Start of Records shown

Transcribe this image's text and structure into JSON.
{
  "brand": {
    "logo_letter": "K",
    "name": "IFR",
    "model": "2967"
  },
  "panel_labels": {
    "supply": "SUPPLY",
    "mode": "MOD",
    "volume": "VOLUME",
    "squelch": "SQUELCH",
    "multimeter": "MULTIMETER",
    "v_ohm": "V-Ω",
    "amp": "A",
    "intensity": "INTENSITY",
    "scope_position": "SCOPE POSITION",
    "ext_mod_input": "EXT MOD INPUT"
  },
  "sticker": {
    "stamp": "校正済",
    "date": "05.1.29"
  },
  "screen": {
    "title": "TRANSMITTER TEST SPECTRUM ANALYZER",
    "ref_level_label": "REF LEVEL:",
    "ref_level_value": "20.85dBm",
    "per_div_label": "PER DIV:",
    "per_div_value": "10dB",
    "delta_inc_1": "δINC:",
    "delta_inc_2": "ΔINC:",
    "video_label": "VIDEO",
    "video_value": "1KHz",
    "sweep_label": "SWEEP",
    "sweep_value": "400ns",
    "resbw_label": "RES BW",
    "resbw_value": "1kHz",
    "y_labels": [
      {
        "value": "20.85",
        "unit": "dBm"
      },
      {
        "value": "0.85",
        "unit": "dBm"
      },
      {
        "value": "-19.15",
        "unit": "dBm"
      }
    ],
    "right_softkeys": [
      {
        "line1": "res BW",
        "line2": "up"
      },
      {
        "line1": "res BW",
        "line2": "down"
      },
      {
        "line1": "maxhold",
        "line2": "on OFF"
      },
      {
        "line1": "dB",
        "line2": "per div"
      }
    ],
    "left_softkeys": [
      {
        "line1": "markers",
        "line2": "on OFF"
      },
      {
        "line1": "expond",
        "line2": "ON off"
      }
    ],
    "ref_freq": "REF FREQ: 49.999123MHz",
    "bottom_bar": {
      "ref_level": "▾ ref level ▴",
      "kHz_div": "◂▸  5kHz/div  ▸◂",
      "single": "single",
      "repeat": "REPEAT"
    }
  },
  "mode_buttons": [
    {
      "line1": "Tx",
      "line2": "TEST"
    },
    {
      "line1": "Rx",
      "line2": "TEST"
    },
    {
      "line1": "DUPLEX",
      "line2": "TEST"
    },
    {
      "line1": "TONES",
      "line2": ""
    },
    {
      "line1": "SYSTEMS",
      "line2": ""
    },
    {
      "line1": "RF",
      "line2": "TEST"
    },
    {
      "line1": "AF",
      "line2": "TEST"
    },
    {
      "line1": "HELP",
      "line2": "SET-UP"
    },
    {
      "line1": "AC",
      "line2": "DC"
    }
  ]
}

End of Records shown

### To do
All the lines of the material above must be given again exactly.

### Reply
Transcribe this image's text and structure into JSON.
{
  "brand": {
    "logo_letter": "K",
    "name": "IFR",
    "model": "2967"
  },
  "panel_labels": {
    "supply": "SUPPLY",
    "mode": "MOD",
    "volume": "VOLUME",
    "squelch": "SQUELCH",
    "multimeter": "MULTIMETER",
    "v_ohm": "V-Ω",
    "amp": "A",
    "intensity": "INTENSITY",
    "scope_position": "SCOPE POSITION",
    "ext_mod_input": "EXT MOD INPUT"
  },
  "sticker": {
    "stamp": "校正済",
    "date": "05.1.29"
  },
  "screen": {
    "title": "TRANSMITTER TEST SPECTRUM ANALYZER",
    "ref_level_label": "REF LEVEL:",
    "ref_level_value": "20.85dBm",
    "per_div_label": "PER DIV:",
    "per_div_value": "10dB",
    "delta_inc_1": "δINC:",
    "delta_inc_2": "ΔINC:",
    "video_label": "VIDEO",
    "video_value": "1KHz",
    "sweep_label": "SWEEP",
    "sweep_value": "400ns",
    "resbw_label": "RES BW",
    "resbw_value": "1kHz",
    "y_labels": [
      {
        "value": "20.85",
        "unit": "dBm"
      },
      {
        "value": "0.85",
        "unit": "dBm"
      },
      {
        "value": "-19.15",
        "unit": "dBm"
      }
    ],
    "right_softkeys": [
      {
        "line1": "res BW",
        "line2": "up"
      },
      {
        "line1": "res BW",
        "line2": "down"
      },
      {
        "line1": "maxhold",
        "line2": "on OFF"
      },
      {
        "line1": "dB",
        "line2": "per div"
      }
    ],
    "left_softkeys": [
      {
        "line1": "markers",
        "line2": "on OFF"
      },
      {
        "line1": "expond",
        "line2": "ON off"
      }
    ],
    "ref_freq": "REF FREQ: 49.999123MHz",
    "bottom_bar": {
      "ref_level": "▾ ref level ▴",
      "kHz_div": "◂▸  5kHz/div  ▸◂",
      "single": "single",
      "repeat": "REPEAT"
    }
  },
  "mode_buttons": [
    {
      "line1": "Tx",
      "line2": "TEST"
    },
    {
      "line1": "Rx",
      "line2": "TEST"
    },
    {
      "line1": "DUPLEX",
      "line2": "TEST"
    },
    {
      "line1": "TONES",
      "line2": ""
    },
    {
      "line1": "SYSTEMS",
      "line2": ""
    },
    {
      "line1": "RF",
      "line2": "TEST"
    },
    {
      "line1": "AF",
      "line2": "TEST"
    },
    {
      "line1": "HELP",
      "line2": "SET-UP"
    },
    {
      "line1": "AC",
      "line2": "DC"
    }
  ]
}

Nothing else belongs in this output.